And while Schumer shares some of those qualities, LBJ had something the lawmaker headed for his fourth six-year term won’t – a strong Democratic majority. Navigating a route through ever-rebellious Republicans with major issues pending would stretch anyone’s skills.
Should Democrats gain control of the upper chamber, Republicans will find themselves dealing with a devilishly smart lawmaker – Schumer graduated first in his class from James Madison High School in Brooklyn before earning undergraduate and law degrees from Harvard University. He is also a calculating political operative, more strategically inclined than his predecessor, the retiring Senate Democratic Leader Harry Reid of Nevada.
The man is not shy. It’s often been said the most dangerous spot in Washington, D.C., is between Chuck Schumer and a television camera. Yet he obviously carries the confidence of the Senate Democratic Caucus, outmaneuvering potential rivals, particularly Sen. Dick Durbin, (D-Ill.), his former D.C. roommate who is technically first in line behind Reid, having served as Democratic whip for 12 years.
But Schumer quickly wrapped up the succession question and is already laying the groundwork in case Democrats capture the majority. Nate Silver of FiveThirtyEight.com, the numbers analyst supreme, currently gives the party a 71 percent chance of reaching that goal on Nov. 8. Schumer already is looking ahead, telling John Harwood of CNBC that it is “more likely than not” that he will assume the powerful position of majority leader.
Schumer is on record saying that his priority for the 115th Congress, other than the budget and other necessary matters, is immigration reform.
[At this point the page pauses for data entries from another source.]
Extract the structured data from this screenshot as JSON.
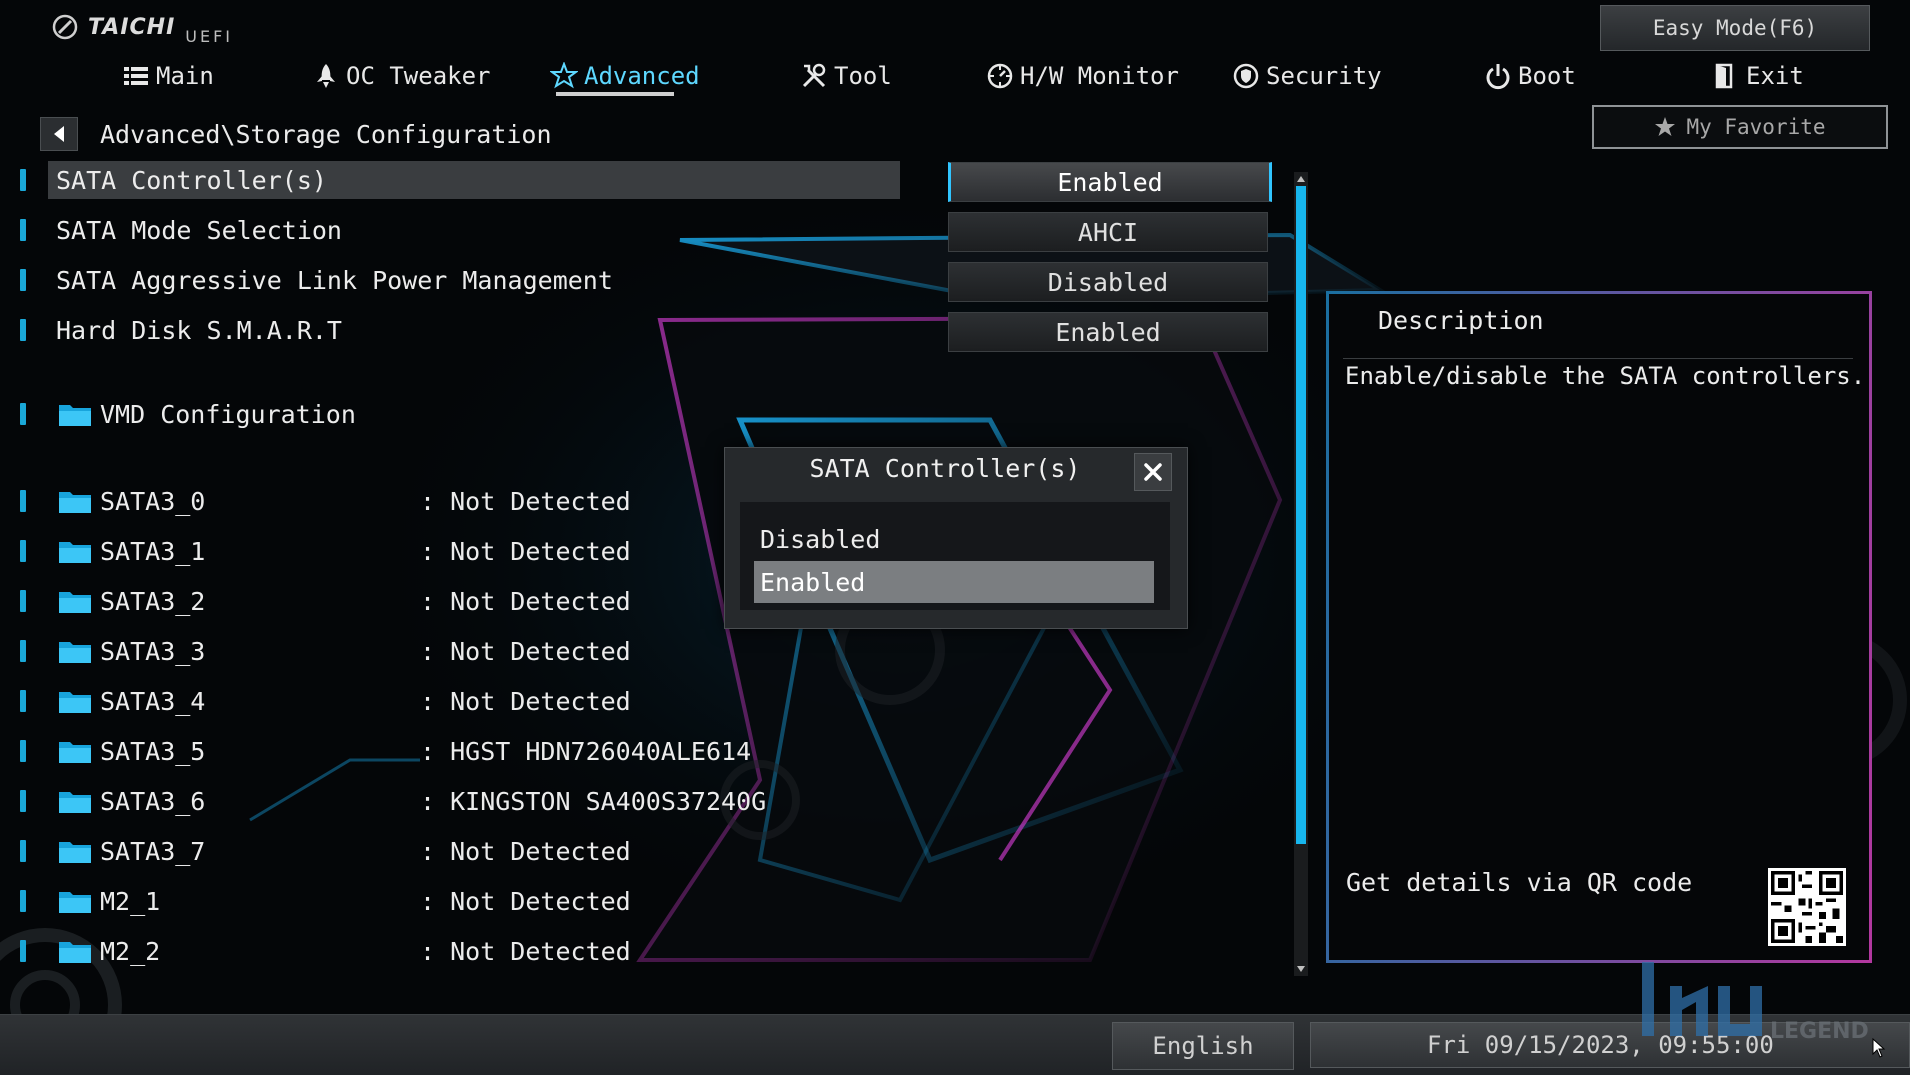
{
  "header": {
    "brand": "TAICHI",
    "brand_sub": "UEFI",
    "easy_mode": "Easy Mode(F6)",
    "my_favorite": "My Favorite"
  },
  "tabs": [
    {
      "label": "Main",
      "icon": "list-icon"
    },
    {
      "label": "OC Tweaker",
      "icon": "rocket-icon"
    },
    {
      "label": "Advanced",
      "icon": "star-icon",
      "active": true
    },
    {
      "label": "Tool",
      "icon": "tools-icon"
    },
    {
      "label": "H/W Monitor",
      "icon": "monitor-icon"
    },
    {
      "label": "Security",
      "icon": "shield-icon"
    },
    {
      "label": "Boot",
      "icon": "power-icon"
    },
    {
      "label": "Exit",
      "icon": "exit-icon"
    }
  ],
  "breadcrumb": "Advanced\\Storage Configuration",
  "settings": [
    {
      "label": "SATA Controller(s)",
      "value": "Enabled",
      "selected": true
    },
    {
      "label": "SATA Mode Selection",
      "value": "AHCI"
    },
    {
      "label": "SATA Aggressive Link Power Management",
      "value": "Disabled"
    },
    {
      "label": "Hard Disk S.M.A.R.T",
      "value": "Enabled"
    }
  ],
  "submenu": {
    "label": "VMD Configuration"
  },
  "ports": [
    {
      "name": "SATA3_0",
      "value": ": Not Detected"
    },
    {
      "name": "SATA3_1",
      "value": ": Not Detected"
    },
    {
      "name": "SATA3_2",
      "value": ": Not Detected"
    },
    {
      "name": "SATA3_3",
      "value": ": Not Detected"
    },
    {
      "name": "SATA3_4",
      "value": ": Not Detected"
    },
    {
      "name": "SATA3_5",
      "value": ": HGST HDN726040ALE614"
    },
    {
      "name": "SATA3_6",
      "value": ": KINGSTON SA400S37240G"
    },
    {
      "name": "SATA3_7",
      "value": ": Not Detected"
    },
    {
      "name": "M2_1",
      "value": ": Not Detected"
    },
    {
      "name": "M2_2",
      "value": ": Not Detected"
    }
  ],
  "description": {
    "title": "Description",
    "text": "Enable/disable the SATA controllers.",
    "qr_label": "Get details via QR code"
  },
  "modal": {
    "title": "SATA Controller(s)",
    "options": [
      "Disabled",
      "Enabled"
    ],
    "selected": "Enabled"
  },
  "footer": {
    "language": "English",
    "datetime": "Fri 09/15/2023, 09:55:00"
  },
  "colors": {
    "accent": "#17b6ee",
    "active_tab": "#5ed8ff",
    "panel_border_start": "#1a6fa0",
    "panel_border_end": "#b3379f"
  }
}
A bill he sponsored with Sen. John McCain (R-Ariz.) in 2013, which provided unauthorized aliens a path toward legal status, passed the Senate in a bipartisan manner, 68-32, before bogging down in the House.